=== Exercise brief ===
Scan the records for "labels". Show the matching lines.

=== Extracted data ===
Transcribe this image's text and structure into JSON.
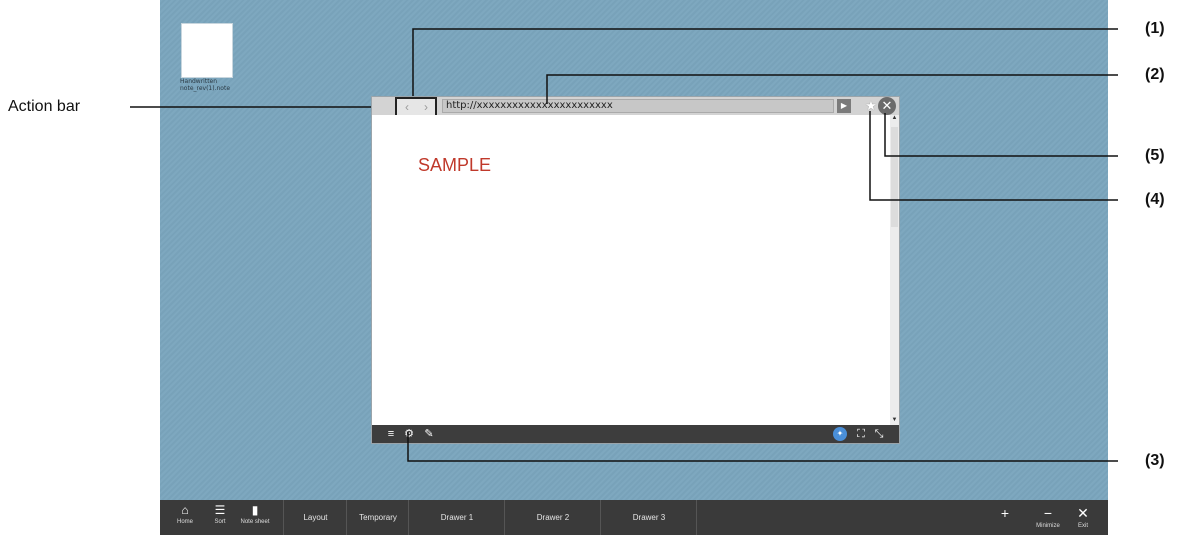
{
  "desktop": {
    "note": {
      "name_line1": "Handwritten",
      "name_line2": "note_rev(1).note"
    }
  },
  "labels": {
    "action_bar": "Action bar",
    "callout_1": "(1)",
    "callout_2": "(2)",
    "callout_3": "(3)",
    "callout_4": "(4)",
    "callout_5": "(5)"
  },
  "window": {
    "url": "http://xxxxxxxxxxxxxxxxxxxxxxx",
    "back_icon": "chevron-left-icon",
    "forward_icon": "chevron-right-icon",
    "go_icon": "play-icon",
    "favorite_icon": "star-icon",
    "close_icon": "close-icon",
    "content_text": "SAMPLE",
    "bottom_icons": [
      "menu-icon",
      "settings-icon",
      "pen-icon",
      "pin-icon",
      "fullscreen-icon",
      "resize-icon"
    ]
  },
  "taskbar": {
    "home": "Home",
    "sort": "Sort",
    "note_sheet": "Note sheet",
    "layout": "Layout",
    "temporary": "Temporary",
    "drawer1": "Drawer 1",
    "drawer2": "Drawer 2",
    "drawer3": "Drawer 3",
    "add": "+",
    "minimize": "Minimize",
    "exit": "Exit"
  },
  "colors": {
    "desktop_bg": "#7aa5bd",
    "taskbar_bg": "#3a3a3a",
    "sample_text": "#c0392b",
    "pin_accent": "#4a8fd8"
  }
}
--
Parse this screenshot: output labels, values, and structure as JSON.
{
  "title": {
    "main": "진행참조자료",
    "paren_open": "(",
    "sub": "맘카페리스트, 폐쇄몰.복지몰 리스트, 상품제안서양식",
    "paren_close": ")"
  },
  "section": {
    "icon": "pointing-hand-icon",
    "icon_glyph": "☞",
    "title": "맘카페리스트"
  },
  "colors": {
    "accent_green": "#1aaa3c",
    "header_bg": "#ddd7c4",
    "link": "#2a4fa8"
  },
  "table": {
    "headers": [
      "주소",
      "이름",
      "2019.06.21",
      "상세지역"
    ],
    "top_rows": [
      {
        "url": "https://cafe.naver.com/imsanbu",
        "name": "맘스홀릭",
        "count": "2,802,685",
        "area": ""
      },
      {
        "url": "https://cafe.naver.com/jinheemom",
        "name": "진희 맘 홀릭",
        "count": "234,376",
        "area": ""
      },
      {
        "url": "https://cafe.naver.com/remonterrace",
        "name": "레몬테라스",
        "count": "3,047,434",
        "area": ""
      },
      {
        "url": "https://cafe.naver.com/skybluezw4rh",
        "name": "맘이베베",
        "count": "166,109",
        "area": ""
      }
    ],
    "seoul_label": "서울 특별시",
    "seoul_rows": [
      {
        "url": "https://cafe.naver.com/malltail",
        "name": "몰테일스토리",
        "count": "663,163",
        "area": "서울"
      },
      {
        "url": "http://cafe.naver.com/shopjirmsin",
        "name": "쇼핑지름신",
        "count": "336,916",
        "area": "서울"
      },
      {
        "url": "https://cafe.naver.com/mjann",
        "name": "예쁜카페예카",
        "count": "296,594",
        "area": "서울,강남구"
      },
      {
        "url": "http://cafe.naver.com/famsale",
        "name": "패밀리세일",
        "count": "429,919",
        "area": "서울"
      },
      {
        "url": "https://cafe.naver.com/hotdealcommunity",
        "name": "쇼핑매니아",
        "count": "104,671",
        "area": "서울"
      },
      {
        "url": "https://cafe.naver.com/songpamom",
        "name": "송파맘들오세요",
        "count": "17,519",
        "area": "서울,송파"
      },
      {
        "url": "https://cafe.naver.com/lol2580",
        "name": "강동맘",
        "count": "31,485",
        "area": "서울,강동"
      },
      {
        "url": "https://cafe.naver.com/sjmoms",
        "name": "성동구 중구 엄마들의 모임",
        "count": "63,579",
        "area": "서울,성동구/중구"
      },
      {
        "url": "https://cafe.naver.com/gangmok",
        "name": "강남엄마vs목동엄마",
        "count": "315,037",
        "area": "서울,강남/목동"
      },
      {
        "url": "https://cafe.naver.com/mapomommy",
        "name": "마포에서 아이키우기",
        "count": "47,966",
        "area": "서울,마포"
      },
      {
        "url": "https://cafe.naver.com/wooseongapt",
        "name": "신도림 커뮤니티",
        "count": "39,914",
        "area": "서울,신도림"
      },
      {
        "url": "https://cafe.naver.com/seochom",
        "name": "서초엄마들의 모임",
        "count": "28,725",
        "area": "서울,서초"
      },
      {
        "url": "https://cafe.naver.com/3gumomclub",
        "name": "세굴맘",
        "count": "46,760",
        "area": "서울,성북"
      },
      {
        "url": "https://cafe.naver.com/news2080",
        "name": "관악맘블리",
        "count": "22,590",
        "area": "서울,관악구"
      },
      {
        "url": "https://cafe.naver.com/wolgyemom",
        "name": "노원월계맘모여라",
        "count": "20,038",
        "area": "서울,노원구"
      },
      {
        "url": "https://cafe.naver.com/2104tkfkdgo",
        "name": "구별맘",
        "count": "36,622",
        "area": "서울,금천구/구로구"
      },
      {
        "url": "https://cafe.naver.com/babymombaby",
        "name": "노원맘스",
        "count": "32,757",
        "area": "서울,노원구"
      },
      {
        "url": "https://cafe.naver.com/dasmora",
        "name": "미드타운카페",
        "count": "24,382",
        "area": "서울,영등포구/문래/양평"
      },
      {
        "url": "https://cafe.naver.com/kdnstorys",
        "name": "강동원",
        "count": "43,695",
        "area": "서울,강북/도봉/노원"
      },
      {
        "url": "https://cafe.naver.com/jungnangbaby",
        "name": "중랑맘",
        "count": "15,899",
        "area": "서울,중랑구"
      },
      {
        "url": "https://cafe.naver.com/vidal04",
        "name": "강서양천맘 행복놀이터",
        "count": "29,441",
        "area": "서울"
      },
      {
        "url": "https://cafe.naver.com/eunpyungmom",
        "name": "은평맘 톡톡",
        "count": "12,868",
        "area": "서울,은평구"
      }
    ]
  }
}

=== Written solution ===
  "labels": {
Parse this screenshot: output labels, values, and structure as JSON.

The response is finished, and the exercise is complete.